The business aviation sector will have to wait another year to 18 months for full-blown recovery. That was the message this morning from one of industry's most respected forecasters, Richard Aboulafia.
However, the good news from the Teal Group's chief analyst is that - from 2012 - the industry could return to the sort of annual growth rates of up to 17% it enjoyed until 2008.
Speaking at the opening session, Aboulafia said the biggest brake on recovery for new aircraft sales is the inventory of used business jets on the market. Although the percentage of the fleet available for sale has dropped from over 16% in 2009 to around 14%, it will "take another year or so to work through that backlog", he said. Used aircraft prices were still also falling.
There were many signs of optimism, he said.
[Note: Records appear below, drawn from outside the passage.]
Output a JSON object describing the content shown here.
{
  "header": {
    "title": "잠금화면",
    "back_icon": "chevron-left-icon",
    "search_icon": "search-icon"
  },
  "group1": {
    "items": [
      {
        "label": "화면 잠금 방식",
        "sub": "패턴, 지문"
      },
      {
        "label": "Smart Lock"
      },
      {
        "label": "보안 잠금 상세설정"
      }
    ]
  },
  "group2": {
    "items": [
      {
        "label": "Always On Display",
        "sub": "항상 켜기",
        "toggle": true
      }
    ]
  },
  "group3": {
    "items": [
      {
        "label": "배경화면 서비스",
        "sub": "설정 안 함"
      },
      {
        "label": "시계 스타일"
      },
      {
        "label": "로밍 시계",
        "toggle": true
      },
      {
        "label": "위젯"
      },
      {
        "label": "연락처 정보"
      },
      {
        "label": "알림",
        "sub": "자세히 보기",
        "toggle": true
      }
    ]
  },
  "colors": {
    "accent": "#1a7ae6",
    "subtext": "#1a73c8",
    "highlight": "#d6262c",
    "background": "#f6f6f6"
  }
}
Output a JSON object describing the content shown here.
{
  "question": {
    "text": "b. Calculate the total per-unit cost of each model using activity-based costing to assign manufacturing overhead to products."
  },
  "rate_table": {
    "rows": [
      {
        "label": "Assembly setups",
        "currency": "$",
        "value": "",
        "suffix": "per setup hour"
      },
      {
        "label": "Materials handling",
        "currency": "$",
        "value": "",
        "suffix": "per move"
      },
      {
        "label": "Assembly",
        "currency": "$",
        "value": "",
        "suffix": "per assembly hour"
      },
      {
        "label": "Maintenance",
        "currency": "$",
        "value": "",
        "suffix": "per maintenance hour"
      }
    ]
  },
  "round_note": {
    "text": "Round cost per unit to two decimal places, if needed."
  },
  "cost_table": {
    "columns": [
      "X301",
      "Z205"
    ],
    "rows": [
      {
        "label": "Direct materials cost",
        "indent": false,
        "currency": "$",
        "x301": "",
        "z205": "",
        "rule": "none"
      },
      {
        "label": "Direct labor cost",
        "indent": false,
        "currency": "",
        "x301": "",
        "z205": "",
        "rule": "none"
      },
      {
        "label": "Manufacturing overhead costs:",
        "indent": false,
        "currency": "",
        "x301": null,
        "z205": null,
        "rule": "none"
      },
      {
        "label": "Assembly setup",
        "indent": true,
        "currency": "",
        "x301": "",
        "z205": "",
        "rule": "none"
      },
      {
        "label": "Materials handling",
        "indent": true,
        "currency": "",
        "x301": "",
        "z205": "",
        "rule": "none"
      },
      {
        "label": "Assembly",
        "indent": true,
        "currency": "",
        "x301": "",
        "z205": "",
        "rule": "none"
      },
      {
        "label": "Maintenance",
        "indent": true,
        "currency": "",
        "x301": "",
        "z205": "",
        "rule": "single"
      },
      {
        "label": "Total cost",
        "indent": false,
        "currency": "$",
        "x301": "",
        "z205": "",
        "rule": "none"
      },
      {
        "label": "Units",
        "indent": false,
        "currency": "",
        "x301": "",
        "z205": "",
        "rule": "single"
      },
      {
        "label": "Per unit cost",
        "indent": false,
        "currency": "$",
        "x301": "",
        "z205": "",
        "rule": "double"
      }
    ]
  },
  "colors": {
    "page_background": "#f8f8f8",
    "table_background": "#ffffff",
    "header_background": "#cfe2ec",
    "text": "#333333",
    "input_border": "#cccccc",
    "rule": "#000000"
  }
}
Corporate profits are rising and big companies such as Ford - forced to furlough corporate jets last year as a result of political pressure - are resuming business jet travel. "Business aircraft are essential for the worldwide operations of a company like Ford," he said.
Brian Humphries, chief executive of the European Business Aviation Association, and his National Business Aviation Association counterpart Ed Bolen called for everyone in the industry to "redouble their efforts" to convince policy makers of the contribution business aviation makes to the economy.
"Far too often rules are made based on a stereotype of business aviation very much at odds with who we are and what we do," said Bolen.
As several surveys proved, using business aviation was "the sign of a well-managed company", he added.